Every line of the entries with the word "grouped" in it should be shown.

┌──

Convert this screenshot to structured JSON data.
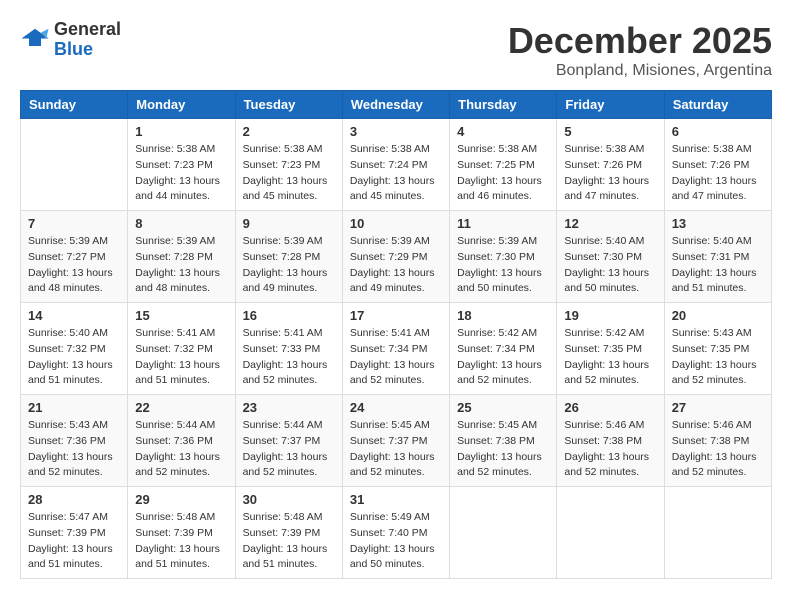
{
  "header": {
    "logo_general": "General",
    "logo_blue": "Blue",
    "month_title": "December 2025",
    "location": "Bonpland, Misiones, Argentina"
  },
  "weekdays": [
    "Sunday",
    "Monday",
    "Tuesday",
    "Wednesday",
    "Thursday",
    "Friday",
    "Saturday"
  ],
  "weeks": [
    [
      {
        "day": null,
        "info": null
      },
      {
        "day": "1",
        "info": "Sunrise: 5:38 AM\nSunset: 7:23 PM\nDaylight: 13 hours\nand 44 minutes."
      },
      {
        "day": "2",
        "info": "Sunrise: 5:38 AM\nSunset: 7:23 PM\nDaylight: 13 hours\nand 45 minutes."
      },
      {
        "day": "3",
        "info": "Sunrise: 5:38 AM\nSunset: 7:24 PM\nDaylight: 13 hours\nand 45 minutes."
      },
      {
        "day": "4",
        "info": "Sunrise: 5:38 AM\nSunset: 7:25 PM\nDaylight: 13 hours\nand 46 minutes."
      },
      {
        "day": "5",
        "info": "Sunrise: 5:38 AM\nSunset: 7:26 PM\nDaylight: 13 hours\nand 47 minutes."
      },
      {
        "day": "6",
        "info": "Sunrise: 5:38 AM\nSunset: 7:26 PM\nDaylight: 13 hours\nand 47 minutes."
      }
    ],
    [
      {
        "day": "7",
        "info": "Sunrise: 5:39 AM\nSunset: 7:27 PM\nDaylight: 13 hours\nand 48 minutes."
      },
      {
        "day": "8",
        "info": "Sunrise: 5:39 AM\nSunset: 7:28 PM\nDaylight: 13 hours\nand 48 minutes."
      },
      {
        "day": "9",
        "info": "Sunrise: 5:39 AM\nSunset: 7:28 PM\nDaylight: 13 hours\nand 49 minutes."
      },
      {
        "day": "10",
        "info": "Sunrise: 5:39 AM\nSunset: 7:29 PM\nDaylight: 13 hours\nand 49 minutes."
      },
      {
        "day": "11",
        "info": "Sunrise: 5:39 AM\nSunset: 7:30 PM\nDaylight: 13 hours\nand 50 minutes."
      },
      {
        "day": "12",
        "info": "Sunrise: 5:40 AM\nSunset: 7:30 PM\nDaylight: 13 hours\nand 50 minutes."
      },
      {
        "day": "13",
        "info": "Sunrise: 5:40 AM\nSunset: 7:31 PM\nDaylight: 13 hours\nand 51 minutes."
      }
    ],
    [
      {
        "day": "14",
        "info": "Sunrise: 5:40 AM\nSunset: 7:32 PM\nDaylight: 13 hours\nand 51 minutes."
      },
      {
        "day": "15",
        "info": "Sunrise: 5:41 AM\nSunset: 7:32 PM\nDaylight: 13 hours\nand 51 minutes."
      },
      {
        "day": "16",
        "info": "Sunrise: 5:41 AM\nSunset: 7:33 PM\nDaylight: 13 hours\nand 52 minutes."
      },
      {
        "day": "17",
        "info": "Sunrise: 5:41 AM\nSunset: 7:34 PM\nDaylight: 13 hours\nand 52 minutes."
      },
      {
        "day": "18",
        "info": "Sunrise: 5:42 AM\nSunset: 7:34 PM\nDaylight: 13 hours\nand 52 minutes."
      },
      {
        "day": "19",
        "info": "Sunrise: 5:42 AM\nSunset: 7:35 PM\nDaylight: 13 hours\nand 52 minutes."
      },
      {
        "day": "20",
        "info": "Sunrise: 5:43 AM\nSunset: 7:35 PM\nDaylight: 13 hours\nand 52 minutes."
      }
    ],
    [
      {
        "day": "21",
        "info": "Sunrise: 5:43 AM\nSunset: 7:36 PM\nDaylight: 13 hours\nand 52 minutes."
      },
      {
        "day": "22",
        "info": "Sunrise: 5:44 AM\nSunset: 7:36 PM\nDaylight: 13 hours\nand 52 minutes."
      },
      {
        "day": "23",
        "info": "Sunrise: 5:44 AM\nSunset: 7:37 PM\nDaylight: 13 hours\nand 52 minutes."
      },
      {
        "day": "24",
        "info": "Sunrise: 5:45 AM\nSunset: 7:37 PM\nDaylight: 13 hours\nand 52 minutes."
      },
      {
        "day": "25",
        "info": "Sunrise: 5:45 AM\nSunset: 7:38 PM\nDaylight: 13 hours\nand 52 minutes."
      },
      {
        "day": "26",
        "info": "Sunrise: 5:46 AM\nSunset: 7:38 PM\nDaylight: 13 hours\nand 52 minutes."
      },
      {
        "day": "27",
        "info": "Sunrise: 5:46 AM\nSunset: 7:38 PM\nDaylight: 13 hours\nand 52 minutes."
      }
    ],
    [
      {
        "day": "28",
        "info": "Sunrise: 5:47 AM\nSunset: 7:39 PM\nDaylight: 13 hours\nand 51 minutes."
      },
      {
        "day": "29",
        "info": "Sunrise: 5:48 AM\nSunset: 7:39 PM\nDaylight: 13 hours\nand 51 minutes."
      },
      {
        "day": "30",
        "info": "Sunrise: 5:48 AM\nSunset: 7:39 PM\nDaylight: 13 hours\nand 51 minutes."
      },
      {
        "day": "31",
        "info": "Sunrise: 5:49 AM\nSunset: 7:40 PM\nDaylight: 13 hours\nand 50 minutes."
      },
      {
        "day": null,
        "info": null
      },
      {
        "day": null,
        "info": null
      },
      {
        "day": null,
        "info": null
      }
    ]
  ]
}
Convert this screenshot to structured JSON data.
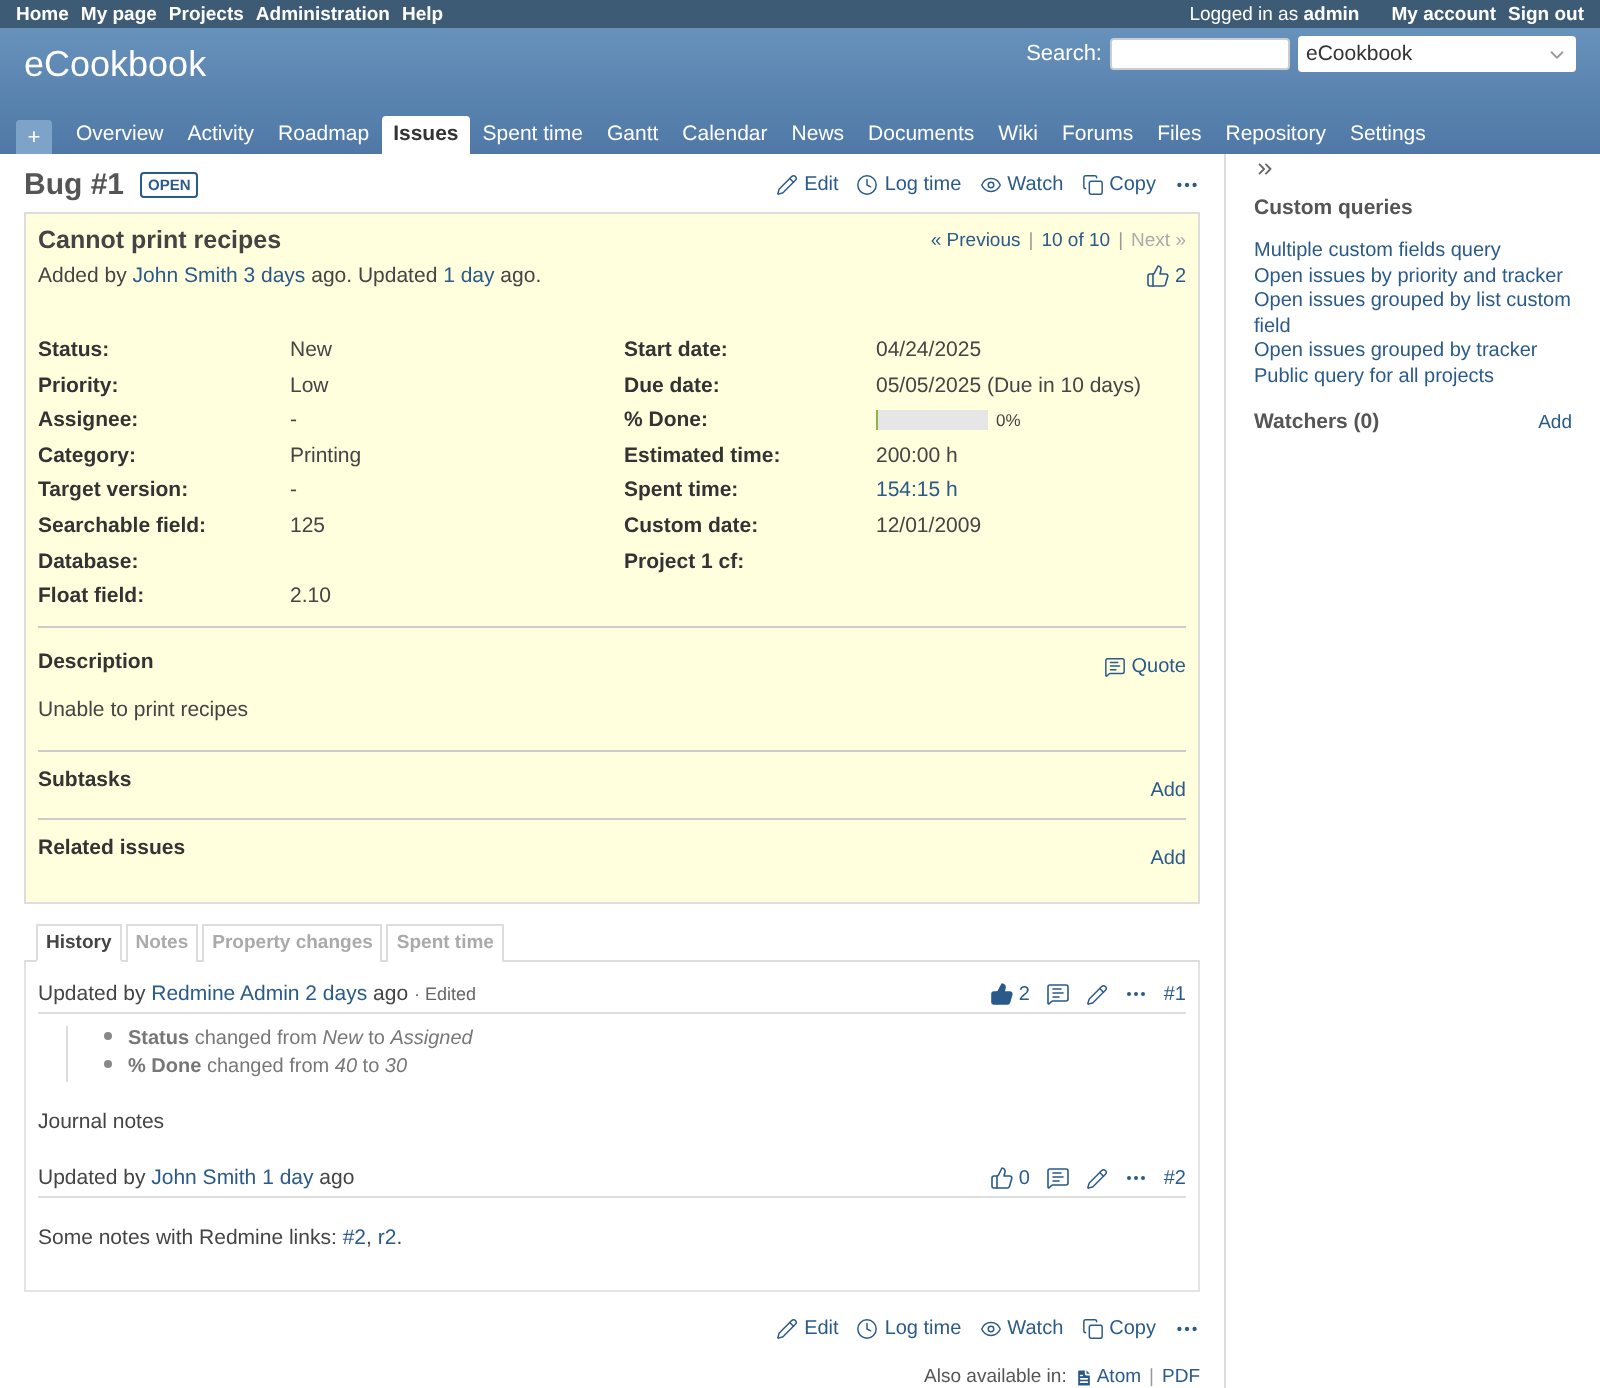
{
  "top_menu": [
    "Home",
    "My page",
    "Projects",
    "Administration",
    "Help"
  ],
  "account": {
    "prefix": "Logged in as",
    "user": "admin",
    "links": [
      "My account",
      "Sign out"
    ]
  },
  "header": {
    "project": "eCookbook",
    "search_label": "Search:",
    "project_select": "eCookbook"
  },
  "new_button": "+",
  "main_tabs": [
    {
      "label": "Overview",
      "selected": false
    },
    {
      "label": "Activity",
      "selected": false
    },
    {
      "label": "Roadmap",
      "selected": false
    },
    {
      "label": "Issues",
      "selected": true
    },
    {
      "label": "Spent time",
      "selected": false
    },
    {
      "label": "Gantt",
      "selected": false
    },
    {
      "label": "Calendar",
      "selected": false
    },
    {
      "label": "News",
      "selected": false
    },
    {
      "label": "Documents",
      "selected": false
    },
    {
      "label": "Wiki",
      "selected": false
    },
    {
      "label": "Forums",
      "selected": false
    },
    {
      "label": "Files",
      "selected": false
    },
    {
      "label": "Repository",
      "selected": false
    },
    {
      "label": "Settings",
      "selected": false
    }
  ],
  "issue": {
    "title": "Bug #1",
    "status_badge": "OPEN",
    "actions": [
      {
        "kind": "edit",
        "label": "Edit"
      },
      {
        "kind": "log_time",
        "label": "Log time"
      },
      {
        "kind": "watch",
        "label": "Watch"
      },
      {
        "kind": "copy",
        "label": "Copy"
      }
    ],
    "subject": "Cannot print recipes",
    "nav": {
      "previous": "« Previous",
      "separator": "|",
      "position": "10 of 10",
      "next": "Next »",
      "next_disabled": true
    },
    "author_line": [
      {
        "text": "Added by "
      },
      {
        "text": "John Smith",
        "link": true
      },
      {
        "text": "3 days",
        "link": true
      },
      {
        "text": " ago. Updated "
      },
      {
        "text": "1 day",
        "link": true
      },
      {
        "text": " ago."
      }
    ],
    "reactions": {
      "count": "2",
      "reacted": false
    },
    "attributes_left": [
      {
        "label": "Status:",
        "value": "New",
        "kind": "text"
      },
      {
        "label": "Priority:",
        "value": "Low",
        "kind": "text"
      },
      {
        "label": "Assignee:",
        "value": "-",
        "kind": "text"
      },
      {
        "label": "Category:",
        "value": "Printing",
        "kind": "text"
      },
      {
        "label": "Target version:",
        "value": "-",
        "kind": "text"
      },
      {
        "label": "Searchable field:",
        "value": "125",
        "kind": "text"
      },
      {
        "label": "Database:",
        "kind": "text"
      },
      {
        "label": "Float field:",
        "value": "2.10",
        "kind": "text"
      }
    ],
    "attributes_right": [
      {
        "label": "Start date:",
        "value": "04/24/2025",
        "kind": "text"
      },
      {
        "label": "Due date:",
        "value": "05/05/2025 (Due in 10 days)",
        "kind": "text"
      },
      {
        "label": "% Done:",
        "value": "0%",
        "kind": "progress",
        "level": 0
      },
      {
        "label": "Estimated time:",
        "value": "200:00 h",
        "kind": "text"
      },
      {
        "label": "Spent time:",
        "value": "154:15 h",
        "kind": "link"
      },
      {
        "label": "Custom date:",
        "value": "12/01/2009",
        "kind": "text"
      },
      {
        "label": "Project 1 cf:",
        "kind": "text"
      }
    ],
    "description": {
      "label": "Description",
      "quote": "Quote",
      "text": "Unable to print recipes"
    },
    "sections": [
      {
        "label": "Subtasks",
        "action": "Add"
      },
      {
        "label": "Related issues",
        "action": "Add"
      }
    ]
  },
  "history_tabs": [
    {
      "label": "History",
      "selected": true
    },
    {
      "label": "Notes",
      "selected": false
    },
    {
      "label": "Property changes",
      "selected": false
    },
    {
      "label": "Spent time",
      "selected": false
    }
  ],
  "journals": [
    {
      "header": [
        {
          "text": "Updated by "
        },
        {
          "text": "Redmine Admin",
          "link": true
        },
        {
          "text": "2 days",
          "link": true
        },
        {
          "text": " ago"
        }
      ],
      "edited": "· Edited",
      "reactions": {
        "count": "2",
        "reacted": true
      },
      "number": "#1",
      "details": [
        "**Status** changed from *New* to *Assigned*",
        "**% Done** changed from *40* to *30*"
      ],
      "notes": [
        {
          "text": "Journal notes"
        }
      ]
    },
    {
      "header": [
        {
          "text": "Updated by "
        },
        {
          "text": "John Smith",
          "link": true
        },
        {
          "text": "1 day",
          "link": true
        },
        {
          "text": " ago"
        }
      ],
      "reactions": {
        "count": "0",
        "reacted": false
      },
      "number": "#2",
      "notes": [
        {
          "text": "Some notes with Redmine links: "
        },
        {
          "text": "#2",
          "link": true
        },
        {
          "text": ", "
        },
        {
          "text": "r2",
          "link": true
        },
        {
          "text": "."
        }
      ]
    }
  ],
  "bottom_actions": [
    {
      "kind": "edit",
      "label": "Edit"
    },
    {
      "kind": "log_time",
      "label": "Log time"
    },
    {
      "kind": "watch",
      "label": "Watch"
    },
    {
      "kind": "copy",
      "label": "Copy"
    }
  ],
  "other_formats": {
    "label": "Also available in:",
    "separator": "|",
    "formats": [
      "Atom",
      "PDF"
    ]
  },
  "sidebar": {
    "queries_title": "Custom queries",
    "queries": [
      "Multiple custom fields query",
      "Open issues by priority and tracker",
      "Open issues grouped by list custom field",
      "Open issues grouped by tracker",
      "Public query for all projects"
    ],
    "watchers_title": "Watchers (0)",
    "watchers_add": "Add"
  }
}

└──

▶ [WORKED SOLUTION]
      "Open issues grouped by list custom field",
      "Open issues grouped by tracker",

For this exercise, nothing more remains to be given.